Epic Games, Inc. (“Epic”) is the publisher of the popular online multiplayer videogame Fortnite, released in 2017. In recent years, Fortnight has gained worldwide popularity with gamers and esports followers (culminating in July 2019 when a sixteen-year-old player won the $3 million prize for winning the Fortnite World Cup). Players, in one version of the game, are dropped onto a virtual landscape and compete in a battle royale to survive. In the real world, Epic recently survived its own encounter – not with the help of scavenged weapons or shield potions – but through its well-drafted end user license agreement (“EULA” or “terms”).
Earlier this month, the District Court for the Eastern District of North Carolina granted Epic’s motion to compel individual arbitration of the claims of a putative class action. The action arose in connection with a cyber vulnerability that allowed hackers to breach user accounts. The court concluded that the arbitration provision contained in the EULA was enforceable in this case, even where a minor was the person who ultimately assented to the terms. (Heidbreder v. Epic Games, Inc., No. 19-348 (E.D.N.C. Feb. 3, 2020)).
Plaintiff’s complaint alleged that inadequate data security and cyber vulnerabilities in Fortnite allowed hackers to breach user accounts, resulting in fraudulent charges against plaintiff’s debit card for in-game purchases during the period of November 2018 through January 2019 (while Fortnite is free to download and play, users have the option of storing a credit or debit card “on file” with Epic to facilitate in-game purchases and certain upgrades). Epic moved to compel arbitration based on the version of the terms agreed to in March 2019 by a user of plaintiff’s Fortnite account.
The arbitration-related clauses included: (i) an agreement to arbitrate on an individual basis only; (ii) a delegation to the arbitrator to determine whether a specific dispute was governed by the arbitration clause; (iii) a venue selection provision; (iv) a fee-sharing provision for the arbitration; and (v) a right for users to opt-out of the arbitration provision for a limited time after agreeing to the EULA.
The plaintiff advanced several arguments as to why the arbitration provision was unenforceable, each of which was rejected by the district court.
The plaintiff first argued that he never accepted the terms. Rather, he argued that while his minor child agreed to the updated terms in March 2019, the child did not have the legal capacity to accept the contract. The court set aside this argument, ruling that under basic principles of principal-agent law, the minor child-player was acting as plaintiff’s agent and had both actual and apparent authority to agree to the EULA and bind plaintiff. The court noted that the plaintiff initially opened the Fortnite account in his name but did not play, instead giving his minor child “free rein over the account for over a year” and the reasonable belief that he had the implied actual authority to click “agree” to the EULA when Epic required users to agree to updated terms in March 2019.

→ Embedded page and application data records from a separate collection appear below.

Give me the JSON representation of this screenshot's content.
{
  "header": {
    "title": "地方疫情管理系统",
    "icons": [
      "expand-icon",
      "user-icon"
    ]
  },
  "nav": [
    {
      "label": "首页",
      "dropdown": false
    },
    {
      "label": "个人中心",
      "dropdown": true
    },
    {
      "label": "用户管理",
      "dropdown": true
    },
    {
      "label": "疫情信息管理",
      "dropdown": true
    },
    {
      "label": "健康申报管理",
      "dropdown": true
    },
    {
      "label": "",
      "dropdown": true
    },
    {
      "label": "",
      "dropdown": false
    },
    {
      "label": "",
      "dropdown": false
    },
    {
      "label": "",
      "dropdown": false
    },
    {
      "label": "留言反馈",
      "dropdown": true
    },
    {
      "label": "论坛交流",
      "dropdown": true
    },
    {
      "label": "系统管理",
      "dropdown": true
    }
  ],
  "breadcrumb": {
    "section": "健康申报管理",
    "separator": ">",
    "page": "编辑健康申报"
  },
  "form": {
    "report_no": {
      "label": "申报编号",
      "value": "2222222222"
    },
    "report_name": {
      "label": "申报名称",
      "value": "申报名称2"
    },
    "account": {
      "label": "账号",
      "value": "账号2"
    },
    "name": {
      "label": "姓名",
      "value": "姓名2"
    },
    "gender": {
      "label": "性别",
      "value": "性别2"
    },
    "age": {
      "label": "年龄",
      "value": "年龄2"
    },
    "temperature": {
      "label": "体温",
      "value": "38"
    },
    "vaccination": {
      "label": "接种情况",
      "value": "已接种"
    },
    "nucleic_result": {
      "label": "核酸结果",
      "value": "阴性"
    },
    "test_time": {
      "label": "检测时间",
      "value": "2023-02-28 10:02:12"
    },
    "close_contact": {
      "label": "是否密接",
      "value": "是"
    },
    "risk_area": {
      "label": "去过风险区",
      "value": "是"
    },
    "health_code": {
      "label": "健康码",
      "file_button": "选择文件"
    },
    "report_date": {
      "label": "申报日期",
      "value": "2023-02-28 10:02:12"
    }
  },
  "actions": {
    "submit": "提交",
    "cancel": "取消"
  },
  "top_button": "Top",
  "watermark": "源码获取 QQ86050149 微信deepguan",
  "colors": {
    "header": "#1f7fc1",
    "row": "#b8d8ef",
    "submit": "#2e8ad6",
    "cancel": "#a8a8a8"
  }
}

Second, the plaintiff argued that privacy-related claims were outside the scope of the arbitration provision. The court rejected this argument, finding that based on the language of the EULA and supporting law, the actual scope of the arbitration provision was a matter to be determined by the arbitrator.
Finally, the plaintiff argued that the arbitration-related provisions were unconscionable because they applied retroactively to prior claims that occurred before the updated EULA was agreed to. The plaintiff contended that Epic knew about the breaches at the time the updated EULA was presented but didn’t give notice of it to users, resulting in an unfair surprise. The court rejected this argument, and found that the EULA gave adequate notice about Epic’s discretion to amend its agreement and also gave users the right to opt-out of the new arbitration provision by giving notice or by no longer playing the game.